23 07 2012

Two items of business:

First, I am pleased to announce that the Duck of Minerva now comes with podcasts. I am doubly pleased to announce that I resisted the urge to refer to them as “duckcasts” (you can thank me in comments). I am running the podcast feed on a separate blog. You can subscribe to our podcasts either via that blog’s Feedburner feed or its original atom feed (to do so within iTunes, go to “Advanced” and then choose “Subscribe to Podcast” and paste the feed URL).

I will also make sure that links to the audiofiles appear on a new page accessible from the tab bar — a link to Podcast No. 1 is already there. In general, I will try to alert readers to the appearance of a new podcast — assuming that there are more to come — in the form of a post on the Duck; those posts will also be a good place for feedback and commentary.

Second, I am excited to let you all know that I have agreed to become the interviewer for a Science Fiction and Fantasy channel at the New Books Network (NBN). There is a stub channel already in existence (it consists of a cross-post from a different channel). The “real” channel won’t be live for at least a month, as I’m trying to “bank” interviews to provide a cushion for regular updates at launch. I’m thrilled, and more than a little humbled, by the quality of the authors who have already agreed — whether in principle or in practice — to appear on the podcast. 

I hope the synergistic character of the two items is already apparent. I’ve got shiny new equipment for the NBN interviews, and it seems a shame not to get more use out of it. At the same time, I’ve got a lot of work to do to become an effective interviewer (cf. the first Duck podcast, in which PTJ and I talk too fast and I seem to be operating with a -5 coherence penalty). Thus, the more chances I get to podcast the better. 

What do I have in mind for the Duck? Interviews and discussions among the Duck crew for a start. Maybe some interviews with authors of IR books. Perhaps we can get some of our field’s “big names,” let alone young and up-and-coming scholars, to have a brief, recorded chat with us. 

While the NBN channel will be updated on a schedule, I am not sure that this will be possible at the Duck due to the multiple demands on all of our time.

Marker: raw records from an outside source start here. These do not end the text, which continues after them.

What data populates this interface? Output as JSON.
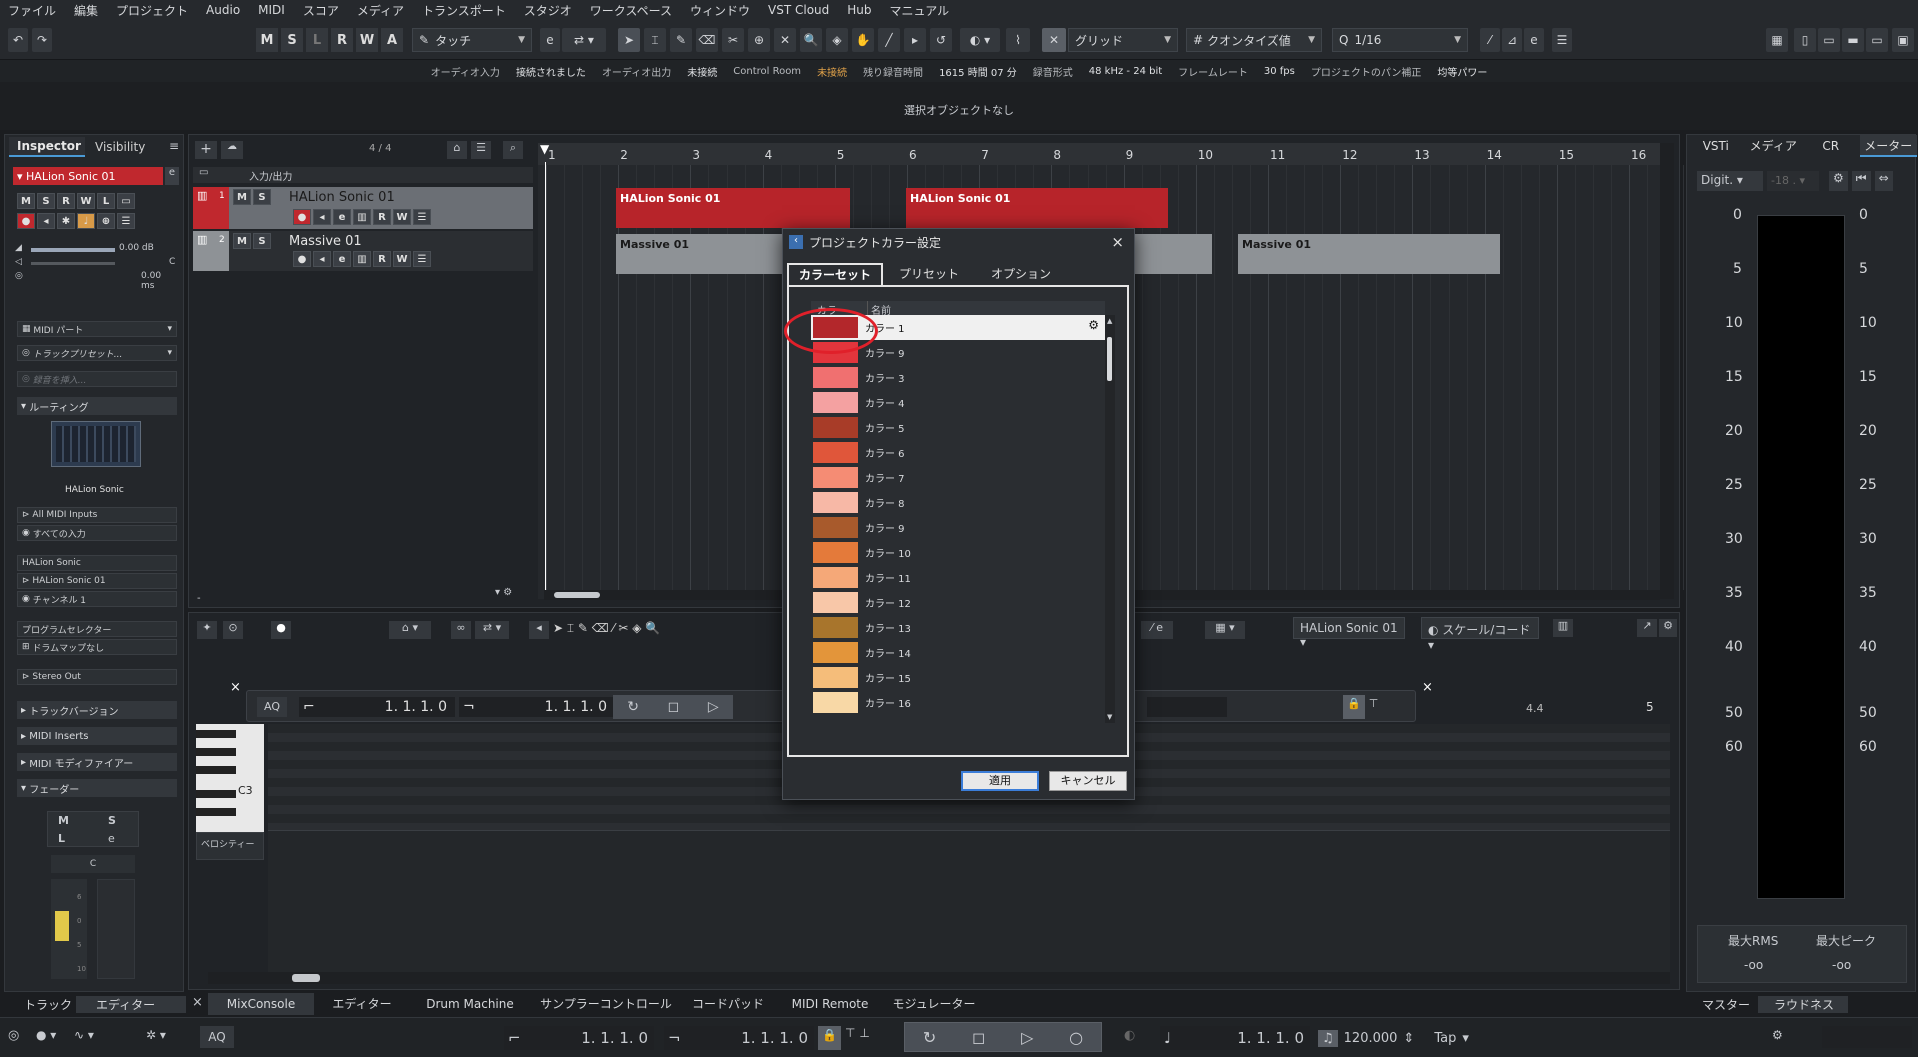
{
  "menubar": [
    "ファイル",
    "編集",
    "プロジェクト",
    "Audio",
    "MIDI",
    "スコア",
    "メディア",
    "トランスポート",
    "スタジオ",
    "ワークスペース",
    "ウィンドウ",
    "VST Cloud",
    "Hub",
    "マニュアル"
  ],
  "toolbar": {
    "msl": [
      "M",
      "S",
      "L",
      "R",
      "W",
      "A"
    ],
    "automation_mode": "タッチ",
    "snap_type": "グリッド",
    "quantize_label": "クオンタイズ値",
    "quantize_value": "1/16"
  },
  "status": {
    "audio_in_label": "オーディオ入力",
    "audio_in_value": "接続されました",
    "audio_out_label": "オーディオ出力",
    "audio_out_value": "未接続",
    "control_room_label": "Control Room",
    "control_room_value": "未接続",
    "rec_time_label": "残り録音時間",
    "rec_time_value": "1615 時間 07 分",
    "rec_format_label": "録音形式",
    "rec_format_value": "48 kHz - 24 bit",
    "frame_rate_label": "フレームレート",
    "frame_rate_value": "30 fps",
    "pan_label": "プロジェクトのパン補正",
    "pan_value": "均等パワー"
  },
  "info_line": "選択オブジェクトなし",
  "inspector": {
    "tab_inspector": "Inspector",
    "tab_visibility": "Visibility",
    "track_name": "HALion Sonic 01",
    "volume": "0.00 dB",
    "pan": "C",
    "delay": "0.00 ms",
    "midi_part": "MIDI パート",
    "track_preset": "トラックプリセット...",
    "insert_placeholder": "録音を挿入...",
    "routing": "ルーティング",
    "instrument_name": "HALion Sonic",
    "midi_in": "All MIDI Inputs",
    "all_inputs": "すべての入力",
    "out_instrument": "HALion Sonic",
    "out_instance": "HALion Sonic 01",
    "channel": "チャンネル 1",
    "program_selector": "プログラムセレクター",
    "drum_map": "ドラムマップなし",
    "stereo_out": "Stereo Out",
    "track_version": "トラックバージョン",
    "midi_inserts": "MIDI Inserts",
    "midi_modifier": "MIDI モディファイアー",
    "fader": "フェーダー",
    "fader_m": "M",
    "fader_s": "S",
    "fader_l": "L",
    "fader_e": "e",
    "fader_pan": "C",
    "fader_scale": [
      "6",
      "0",
      "5",
      "10"
    ]
  },
  "tracklist": {
    "counter": "4 / 4",
    "folder": "入力/出力",
    "tracks": [
      {
        "num": "1",
        "name": "HALion Sonic 01"
      },
      {
        "num": "2",
        "name": "Massive 01"
      }
    ],
    "m_label": "M",
    "s_label": "S",
    "r_label": "R",
    "w_label": "W"
  },
  "ruler": [
    "1",
    "2",
    "3",
    "4",
    "5",
    "6",
    "7",
    "8",
    "9",
    "10",
    "11",
    "12",
    "13",
    "14",
    "15",
    "16"
  ],
  "clips": {
    "halion_clips": [
      "HALion Sonic 01",
      "HALion Sonic 01"
    ],
    "massive_clips": [
      "Massive 01",
      "Massive 01"
    ]
  },
  "editor": {
    "instrument": "HALion Sonic 01",
    "scale_chord": "スケール/コード",
    "aq": "AQ",
    "pos_left": "1. 1. 1.  0",
    "pos_right": "1. 1. 1.  0",
    "note_c3": "C3",
    "velocity": "ベロシティー",
    "ruler_4_4": "4.4",
    "ruler_5": "5"
  },
  "dialog": {
    "title": "プロジェクトカラー設定",
    "tabs": [
      "カラーセット",
      "プリセット",
      "オプション"
    ],
    "col_color": "カラー",
    "col_name": "名前",
    "colors": [
      {
        "name": "カラー 1",
        "hex": "#b3272b"
      },
      {
        "name": "カラー 9",
        "hex": "#e2353c"
      },
      {
        "name": "カラー 3",
        "hex": "#f07070"
      },
      {
        "name": "カラー 4",
        "hex": "#f4a1a1"
      },
      {
        "name": "カラー 5",
        "hex": "#a83c28"
      },
      {
        "name": "カラー 6",
        "hex": "#e0563a"
      },
      {
        "name": "カラー 7",
        "hex": "#f58c74"
      },
      {
        "name": "カラー 8",
        "hex": "#f7b8a6"
      },
      {
        "name": "カラー 9",
        "hex": "#a85a2c"
      },
      {
        "name": "カラー 10",
        "hex": "#e47a3a"
      },
      {
        "name": "カラー 11",
        "hex": "#f5a878"
      },
      {
        "name": "カラー 12",
        "hex": "#f8c7a8"
      },
      {
        "name": "カラー 13",
        "hex": "#a8752c"
      },
      {
        "name": "カラー 14",
        "hex": "#e3953a"
      },
      {
        "name": "カラー 15",
        "hex": "#f5bd7a"
      },
      {
        "name": "カラー 16",
        "hex": "#f8d8a6"
      }
    ],
    "apply": "適用",
    "cancel": "キャンセル"
  },
  "right_zone": {
    "tabs": [
      "VSTi",
      "メディア",
      "CR",
      "メーター"
    ],
    "meter_type": "Digit.",
    "meter_value": "-18 .",
    "scale": [
      "0",
      "5",
      "10",
      "15",
      "20",
      "25",
      "30",
      "35",
      "40",
      "50",
      "60"
    ],
    "max_rms_label": "最大RMS",
    "max_peak_label": "最大ピーク",
    "max_rms_value": "-oo",
    "max_peak_value": "-oo",
    "bottom_tabs": [
      "マスター",
      "ラウドネス"
    ]
  },
  "bottom_tabs": {
    "left": [
      "トラック",
      "エディター"
    ],
    "center": [
      "MixConsole",
      "エディター",
      "Drum Machine",
      "サンプラーコントロール",
      "コードパッド",
      "MIDI Remote",
      "モジュレーター"
    ]
  },
  "transport": {
    "aq": "AQ",
    "left_locator": "1. 1. 1.  0",
    "right_locator": "1. 1. 1.  0",
    "position": "1. 1. 1.  0",
    "tempo": "120.000",
    "tap": "Tap"
  },
  "colors": {
    "accent_red": "#c0282e",
    "clip_red": "#b7242a",
    "clip_grey": "#8e9296",
    "highlight_circle": "#e0202a",
    "warning": "#e2a34a"
  }
}
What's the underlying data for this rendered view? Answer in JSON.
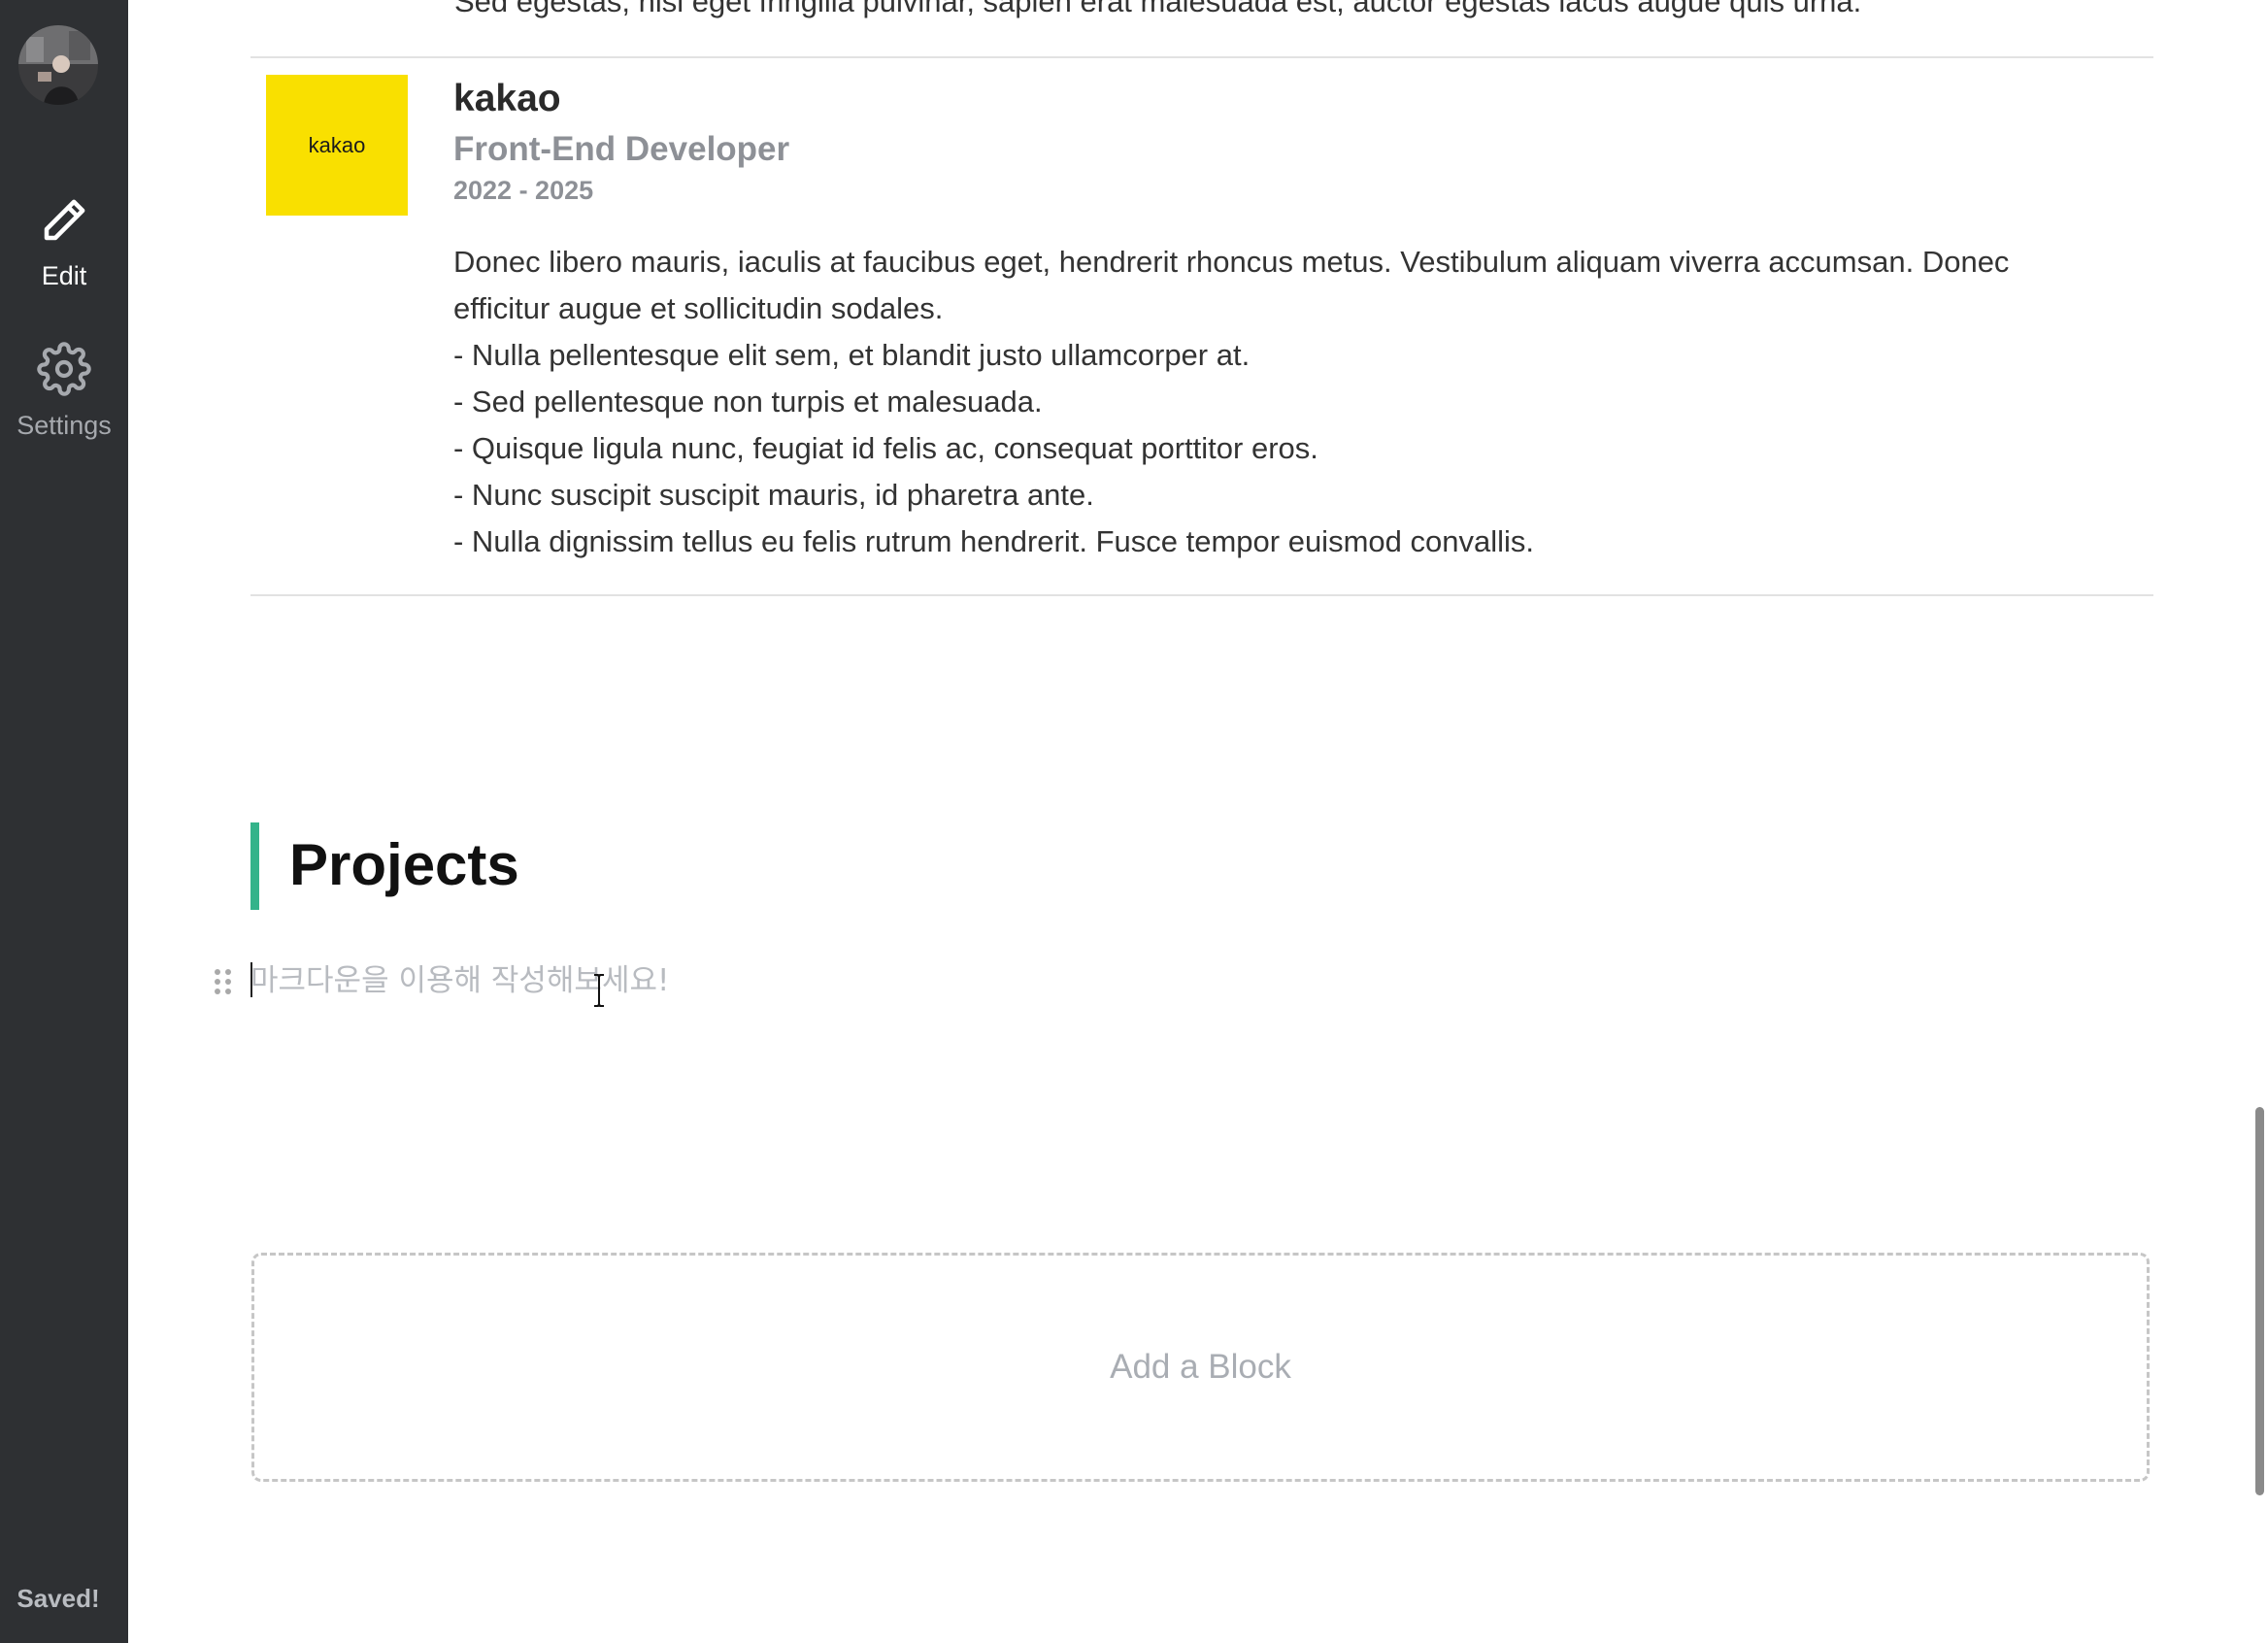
{
  "sidebar": {
    "edit_label": "Edit",
    "settings_label": "Settings",
    "status": "Saved!"
  },
  "previous_entry": {
    "last_line": "Sed egestas, nisi eget fringilla pulvinar, sapien erat malesuada est, auctor egestas lacus augue quis urna."
  },
  "experience": {
    "logo_text": "kakao",
    "logo_color": "#f9e000",
    "company": "kakao",
    "role": "Front-End Developer",
    "period": "2022 - 2025",
    "description": [
      "Donec libero mauris, iaculis at faucibus eget, hendrerit rhoncus metus. Vestibulum aliquam viverra accumsan. Donec",
      "efficitur augue et sollicitudin sodales.",
      "- Nulla pellentesque elit sem, et blandit justo ullamcorper at.",
      "- Sed pellentesque non turpis et malesuada.",
      "- Quisque ligula nunc, feugiat id felis ac, consequat porttitor eros.",
      "- Nunc suscipit suscipit mauris, id pharetra ante.",
      "- Nulla dignissim tellus eu felis rutrum hendrerit. Fusce tempor euismod convallis."
    ]
  },
  "projects": {
    "title": "Projects",
    "accent_color": "#34b38a",
    "editor_placeholder": "마크다운을 이용해 작성해보세요!",
    "editor_value": ""
  },
  "add_block_label": "Add a Block"
}
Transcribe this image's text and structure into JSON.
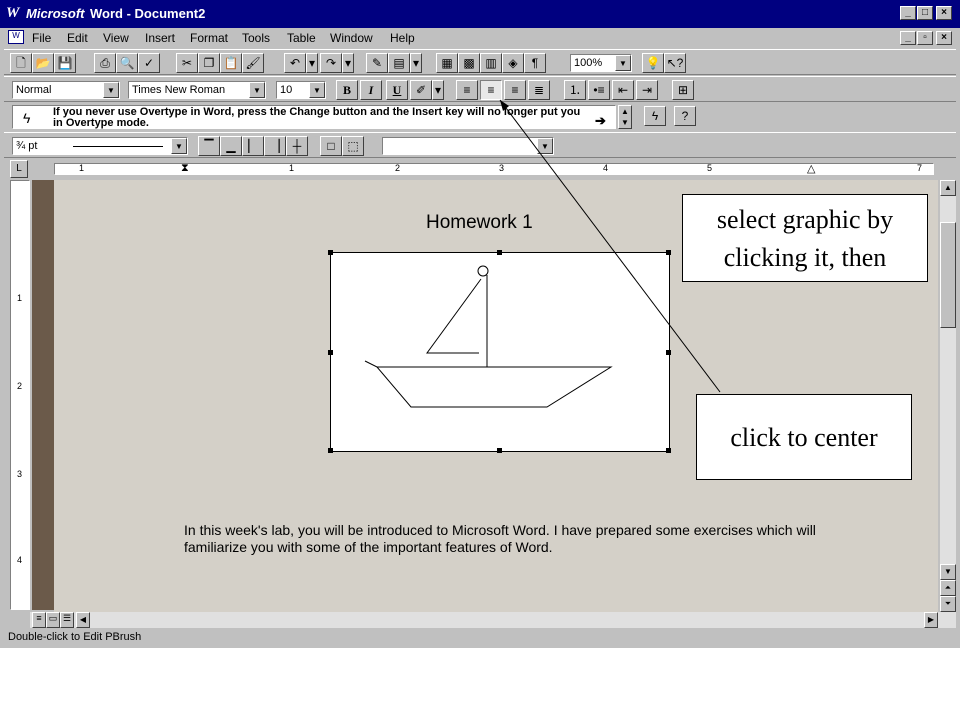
{
  "window": {
    "brand": "Microsoft",
    "title": "Word - Document2"
  },
  "menu": [
    "File",
    "Edit",
    "View",
    "Insert",
    "Format",
    "Tools",
    "Table",
    "Window",
    "Help"
  ],
  "toolbar": {
    "zoom": "100%"
  },
  "format": {
    "style": "Normal",
    "font": "Times New Roman",
    "size": "10",
    "bold": "B",
    "italic": "I",
    "underline": "U"
  },
  "tip": {
    "text": "If you never use Overtype in Word, press the Change button and the Insert key will no longer put you in Overtype mode."
  },
  "borders": {
    "line_weight": "¾ pt"
  },
  "ruler": {
    "numbers": [
      "1",
      "1",
      "2",
      "3",
      "4",
      "5",
      "7"
    ]
  },
  "vruler": {
    "numbers": [
      "1",
      "2",
      "3",
      "4"
    ]
  },
  "document": {
    "title": "Homework 1",
    "body": "In this week's lab, you will be introduced to Microsoft Word. I have prepared some exercises which will familiarize you with some of the important features of Word."
  },
  "status": {
    "text": "Double-click to Edit PBrush"
  },
  "callouts": {
    "select": "select graphic by clicking it, then",
    "center": "click to center"
  },
  "colors": {
    "titlebar": "#000080",
    "face": "#c0c0c0",
    "doc_bg": "#d4d0c8"
  }
}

Of course, this may prove another failed experiment. We will see. 

PS: if you have comments on the first podcast or what you’d like to see hear in future ones, leave them here.